WHAT IS EXPECTED -> Examine the entries below, count the lines holding the string "this", and respond with the number only.

*** Block opens ***

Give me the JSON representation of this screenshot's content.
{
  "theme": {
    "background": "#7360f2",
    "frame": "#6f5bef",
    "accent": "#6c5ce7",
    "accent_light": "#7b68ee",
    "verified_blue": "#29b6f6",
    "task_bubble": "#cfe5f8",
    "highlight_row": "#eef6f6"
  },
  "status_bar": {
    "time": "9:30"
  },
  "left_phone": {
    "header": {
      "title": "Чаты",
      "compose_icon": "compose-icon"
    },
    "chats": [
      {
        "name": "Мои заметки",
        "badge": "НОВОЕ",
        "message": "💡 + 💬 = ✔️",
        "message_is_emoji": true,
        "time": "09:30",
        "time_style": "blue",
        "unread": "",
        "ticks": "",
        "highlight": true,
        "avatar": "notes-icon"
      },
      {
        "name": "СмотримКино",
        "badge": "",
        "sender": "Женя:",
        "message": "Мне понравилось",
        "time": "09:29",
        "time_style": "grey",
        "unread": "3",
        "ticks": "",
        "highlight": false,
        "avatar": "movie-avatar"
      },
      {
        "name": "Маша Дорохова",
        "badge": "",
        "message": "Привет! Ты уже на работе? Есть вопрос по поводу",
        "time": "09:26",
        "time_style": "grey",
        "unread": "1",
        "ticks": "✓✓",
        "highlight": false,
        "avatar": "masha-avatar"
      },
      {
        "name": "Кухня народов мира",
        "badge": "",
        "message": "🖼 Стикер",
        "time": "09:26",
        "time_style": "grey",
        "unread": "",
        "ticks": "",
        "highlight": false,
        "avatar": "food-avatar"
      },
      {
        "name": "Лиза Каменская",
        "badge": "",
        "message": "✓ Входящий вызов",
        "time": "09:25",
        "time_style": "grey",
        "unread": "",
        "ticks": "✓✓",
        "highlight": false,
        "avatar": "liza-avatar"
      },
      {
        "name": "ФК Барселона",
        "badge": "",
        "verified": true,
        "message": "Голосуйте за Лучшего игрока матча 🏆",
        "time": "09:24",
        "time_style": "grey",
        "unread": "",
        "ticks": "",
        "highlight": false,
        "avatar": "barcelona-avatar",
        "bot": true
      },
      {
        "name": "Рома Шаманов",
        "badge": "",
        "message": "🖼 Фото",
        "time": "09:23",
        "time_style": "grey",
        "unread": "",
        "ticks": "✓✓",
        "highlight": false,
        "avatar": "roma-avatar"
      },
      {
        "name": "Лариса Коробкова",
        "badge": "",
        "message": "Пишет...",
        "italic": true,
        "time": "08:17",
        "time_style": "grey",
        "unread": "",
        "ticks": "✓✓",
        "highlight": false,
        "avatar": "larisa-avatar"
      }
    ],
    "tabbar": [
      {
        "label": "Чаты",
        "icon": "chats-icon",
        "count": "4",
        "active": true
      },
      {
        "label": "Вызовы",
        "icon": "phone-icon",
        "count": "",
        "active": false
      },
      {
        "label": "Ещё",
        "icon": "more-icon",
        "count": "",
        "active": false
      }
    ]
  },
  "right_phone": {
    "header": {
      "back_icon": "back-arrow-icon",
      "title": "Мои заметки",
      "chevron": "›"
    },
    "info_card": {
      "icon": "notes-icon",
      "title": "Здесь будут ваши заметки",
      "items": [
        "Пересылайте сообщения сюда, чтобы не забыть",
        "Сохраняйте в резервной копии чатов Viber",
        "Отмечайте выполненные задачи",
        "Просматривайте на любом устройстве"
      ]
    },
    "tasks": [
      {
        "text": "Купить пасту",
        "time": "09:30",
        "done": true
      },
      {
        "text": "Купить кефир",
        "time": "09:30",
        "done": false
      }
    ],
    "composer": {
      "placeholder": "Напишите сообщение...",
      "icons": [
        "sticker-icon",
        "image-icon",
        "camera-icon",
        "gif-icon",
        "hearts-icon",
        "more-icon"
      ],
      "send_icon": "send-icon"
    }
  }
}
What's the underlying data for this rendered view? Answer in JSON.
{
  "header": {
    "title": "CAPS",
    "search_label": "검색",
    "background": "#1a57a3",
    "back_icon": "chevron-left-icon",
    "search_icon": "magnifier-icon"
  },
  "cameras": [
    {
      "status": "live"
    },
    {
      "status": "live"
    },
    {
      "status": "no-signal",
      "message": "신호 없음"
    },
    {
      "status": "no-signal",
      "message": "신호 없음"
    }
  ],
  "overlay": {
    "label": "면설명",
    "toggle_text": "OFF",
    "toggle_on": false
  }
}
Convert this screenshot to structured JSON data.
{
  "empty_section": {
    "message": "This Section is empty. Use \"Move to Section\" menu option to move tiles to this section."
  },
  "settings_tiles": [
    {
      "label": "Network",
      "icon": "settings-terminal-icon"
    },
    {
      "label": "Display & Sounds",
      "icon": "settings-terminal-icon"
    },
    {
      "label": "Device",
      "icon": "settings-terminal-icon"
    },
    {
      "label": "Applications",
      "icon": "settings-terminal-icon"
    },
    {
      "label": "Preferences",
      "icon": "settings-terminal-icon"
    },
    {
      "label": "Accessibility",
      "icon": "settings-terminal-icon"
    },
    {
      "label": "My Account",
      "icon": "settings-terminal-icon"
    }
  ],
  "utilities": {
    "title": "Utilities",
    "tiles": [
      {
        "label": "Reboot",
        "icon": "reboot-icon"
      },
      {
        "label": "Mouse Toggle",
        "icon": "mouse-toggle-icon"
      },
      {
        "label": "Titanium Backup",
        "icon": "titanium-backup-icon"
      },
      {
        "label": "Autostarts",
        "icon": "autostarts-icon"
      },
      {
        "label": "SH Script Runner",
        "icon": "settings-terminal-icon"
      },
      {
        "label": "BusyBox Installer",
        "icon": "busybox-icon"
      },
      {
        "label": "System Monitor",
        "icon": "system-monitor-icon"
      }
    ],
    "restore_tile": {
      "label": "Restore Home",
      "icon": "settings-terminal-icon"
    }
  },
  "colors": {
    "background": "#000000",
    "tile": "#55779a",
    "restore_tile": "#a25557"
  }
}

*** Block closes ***

FINAL ANSWER -> 4